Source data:
──────
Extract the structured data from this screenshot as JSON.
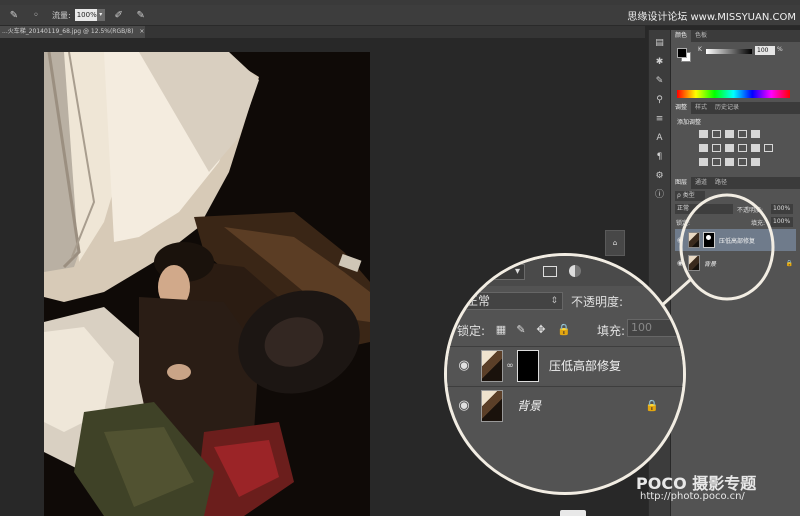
{
  "options_bar": {
    "flow_label": "流量:",
    "flow_value": "100%"
  },
  "watermark_top": "思缘设计论坛 www.MISSYUAN.COM",
  "document": {
    "tab_title": "...火车梯_20140119_68.jpg @ 12.5%(RGB/8)",
    "close": "×"
  },
  "color_panel": {
    "tabs": [
      "颜色",
      "色板"
    ],
    "channel_label": "K",
    "channel_value": "100",
    "channel_unit": "%"
  },
  "adjustments_panel": {
    "tabs": [
      "调整",
      "样式",
      "历史记录"
    ],
    "title": "添加调整"
  },
  "layers_panel": {
    "tabs": [
      "图层",
      "通道",
      "路径"
    ],
    "search_label": "ρ 类型",
    "blend_mode": "正常",
    "opacity_label": "不透明度:",
    "opacity_value": "100%",
    "lock_label": "锁定:",
    "fill_label": "填充:",
    "fill_value": "100%",
    "layers": [
      {
        "name": "压低高部修复",
        "selected": true,
        "has_mask": true
      },
      {
        "name": "背景",
        "selected": false,
        "has_mask": false,
        "locked": true
      }
    ]
  },
  "zoom_callout": {
    "blend_mode": "正常",
    "opacity_label": "不透明度:",
    "lock_label": "锁定:",
    "fill_label": "填充:",
    "fill_value": "100",
    "layers": [
      {
        "name": "压低高部修复"
      },
      {
        "name": "背景"
      }
    ]
  },
  "footer": {
    "poco_brand": "POCO 摄影专题",
    "poco_url": "http://photo.poco.cn/"
  }
}
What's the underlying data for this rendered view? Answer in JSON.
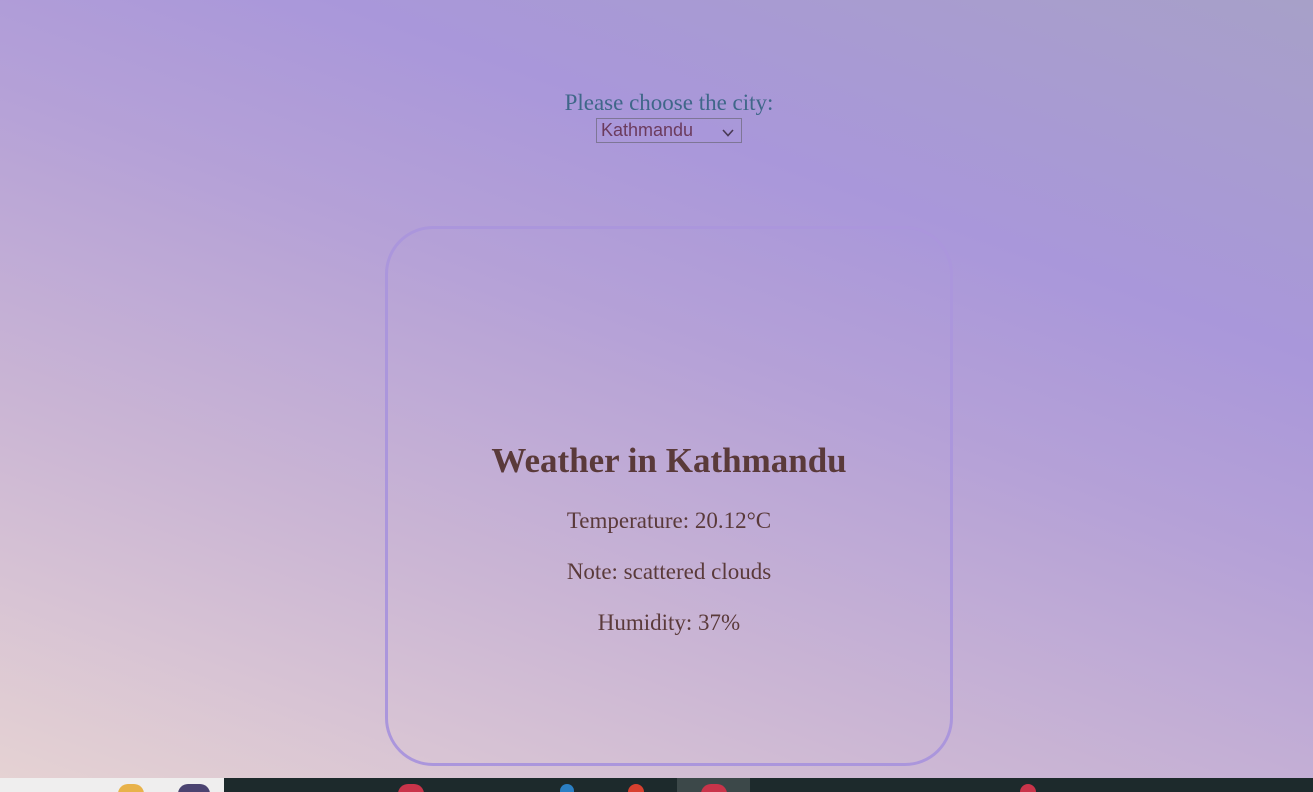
{
  "picker": {
    "label": "Please choose the city:",
    "selected_city": "Kathmandu"
  },
  "weather": {
    "title": "Weather in Kathmandu",
    "temperature": "Temperature: 20.12°C",
    "note": "Note: scattered clouds",
    "humidity": "Humidity: 37%"
  },
  "colors": {
    "label": "#3f6789",
    "card_border": "#ab96dc",
    "card_text": "#5a3a3a",
    "taskbar": "#1d2a2c"
  },
  "icons": {
    "select_arrow": "chevron-down-icon"
  }
}
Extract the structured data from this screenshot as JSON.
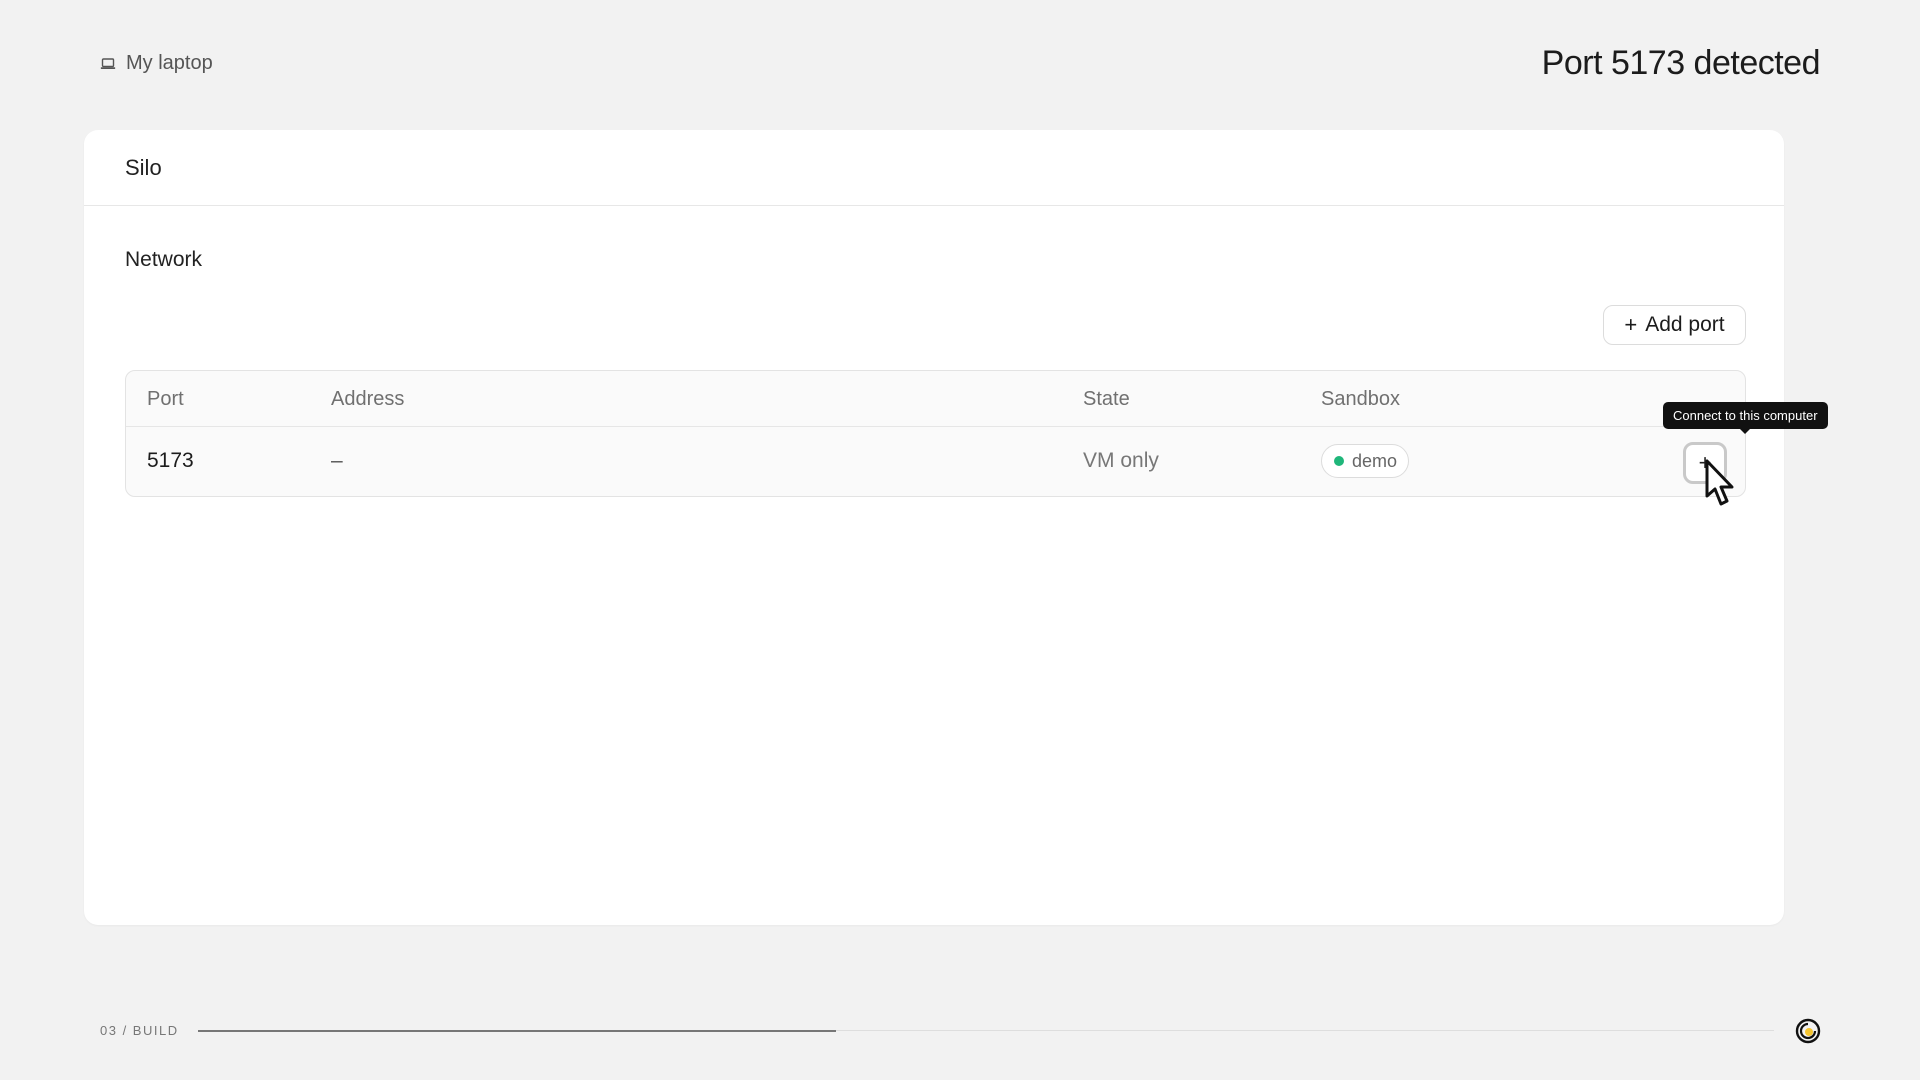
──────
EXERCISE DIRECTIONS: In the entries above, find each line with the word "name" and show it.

TASK ANSWER:
        "name": "压低高部修复",
        "name": "背景",
        "name": "压低高部修复"
        "name": "背景"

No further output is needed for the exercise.